Alan Kohler is one of Australia’s most experienced business commentators. Alan has been a trusted source of investment advice to Australians for many years, and in 2005 he founded Eureka Report - Australia’s #1 online investment report. Along with Robert Gottliebsen and Stephen Bartholomeusz, Alan also founded Business Spectator, the popular business news and commentary website. Alan is the regular finance presenter on the ABC News and producer of the popular nightly graph (or two).
India's government recognises that climate change will hit its people hard. It is willing to contribute towards addressing the problem but expects rich nations will help, asking for US$2.5 trillion to finance its clean energy transition.
The International Energy Agency believes half of new power additions globally will be made up of wind and solar in the coming five years. But it provides a warning about investor confidence almost perfectly targeted at the Australian Government.
Coalition government MPs such as Barnaby Joyce are keen to cite that China's emissions will rise by 150% by 2030 in order to make their own 26-28% emission reduction target look more impressive. Yet it's not true.
The Paris pledges represent the first step of nations revealing to each other they want to address the climate change problem. The next test will be that they implement policies that show they are delivering on their promises.
Some assume mining and emission reduction regulations are in conflict, but analysis from BHP Billiton shows it's more complex and suggests relatively little impact on their earnings. But there's some weaknesses in their assumptions.
As the true extent of Volkswagen's emission test deception is uncovered, it turns out it plus several other diesel car manufacturers spent as much as €18.5 million lobbying the European Union last year.
China's commitment to a national ETS provides an important leadership signal to others. However it won't be the biggest factor in China's climate change policy toolbox for some years, with other measures dominating.
You've got to give the Minerals Council credit for persistence in the face of insurmountable facts against them with their decision to stick with their 'Coal is Amazing' PR campaign. Pity just one comment from the CEO and a single chart destroy their argument.
Environment Minister Greg Hunt says there is no change to the government's 'long-term' position on abolishing ARENA and the CEFC. The qualifier 'long term' reflects a charade Hunt is playing with his climate sceptic colleagues and the cross-bench senators.

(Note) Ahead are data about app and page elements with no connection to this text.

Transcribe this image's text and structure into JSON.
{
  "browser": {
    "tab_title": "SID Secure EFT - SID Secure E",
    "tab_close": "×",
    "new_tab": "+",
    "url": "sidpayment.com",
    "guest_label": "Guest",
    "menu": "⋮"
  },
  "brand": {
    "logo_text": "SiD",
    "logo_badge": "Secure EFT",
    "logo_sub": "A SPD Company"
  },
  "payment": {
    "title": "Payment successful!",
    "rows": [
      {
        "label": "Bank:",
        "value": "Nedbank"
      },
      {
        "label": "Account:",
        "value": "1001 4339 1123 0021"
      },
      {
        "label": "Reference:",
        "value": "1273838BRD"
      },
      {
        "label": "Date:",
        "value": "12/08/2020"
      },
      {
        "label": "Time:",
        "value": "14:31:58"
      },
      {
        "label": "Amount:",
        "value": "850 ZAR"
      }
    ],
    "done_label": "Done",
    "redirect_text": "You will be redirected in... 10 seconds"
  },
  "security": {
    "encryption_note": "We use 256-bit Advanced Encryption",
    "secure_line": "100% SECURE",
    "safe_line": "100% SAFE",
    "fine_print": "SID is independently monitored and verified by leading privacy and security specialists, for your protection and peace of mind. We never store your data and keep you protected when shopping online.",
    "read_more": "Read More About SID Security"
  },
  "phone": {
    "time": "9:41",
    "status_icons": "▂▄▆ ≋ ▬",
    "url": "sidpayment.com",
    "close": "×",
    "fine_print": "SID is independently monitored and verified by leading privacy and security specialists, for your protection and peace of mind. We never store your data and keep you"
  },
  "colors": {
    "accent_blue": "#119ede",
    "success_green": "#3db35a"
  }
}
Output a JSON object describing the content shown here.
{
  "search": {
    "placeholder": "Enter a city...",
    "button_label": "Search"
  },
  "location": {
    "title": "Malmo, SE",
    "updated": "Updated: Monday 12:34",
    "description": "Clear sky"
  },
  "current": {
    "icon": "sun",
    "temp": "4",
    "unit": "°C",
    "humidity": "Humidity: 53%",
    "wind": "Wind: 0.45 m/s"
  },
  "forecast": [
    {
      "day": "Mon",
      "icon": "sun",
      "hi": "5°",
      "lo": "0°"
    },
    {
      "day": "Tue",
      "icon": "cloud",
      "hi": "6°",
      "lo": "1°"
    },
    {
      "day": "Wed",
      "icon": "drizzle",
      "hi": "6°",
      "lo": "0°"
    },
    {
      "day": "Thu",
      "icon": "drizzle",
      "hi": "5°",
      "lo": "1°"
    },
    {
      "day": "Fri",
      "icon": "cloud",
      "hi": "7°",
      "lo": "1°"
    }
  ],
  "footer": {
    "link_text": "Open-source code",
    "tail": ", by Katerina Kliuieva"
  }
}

China's commitment to a national ETS beginning in 2017 is the culmination of decisions made as early as 2010. But the country's capability in market trading is still immature. It may have been better to have an interim carbon tax scheme before moving to an ETS, as Australia did.
Greg Hunt's confirmation that the Government will embrace renewable energy will be music to the ears of investors who have spent the past 18 months cowering in fear over the Coalition's war on renewables.
The former prime minister's department wanted to pursue an investigation into the Bureau of Meteorology based on a media report that claimed it was falsifying data. The claims had been debunked long ago so why was he even bothering with this stuff, didn't he have a country to run?
A single chart from Goldman Sachs illustrates not even rapid growth in Indian coal demand can rescue the coal market from decline. So why is our new energy minister considering spending billions of dollars of taxpayers’ money on rail for new coal mines?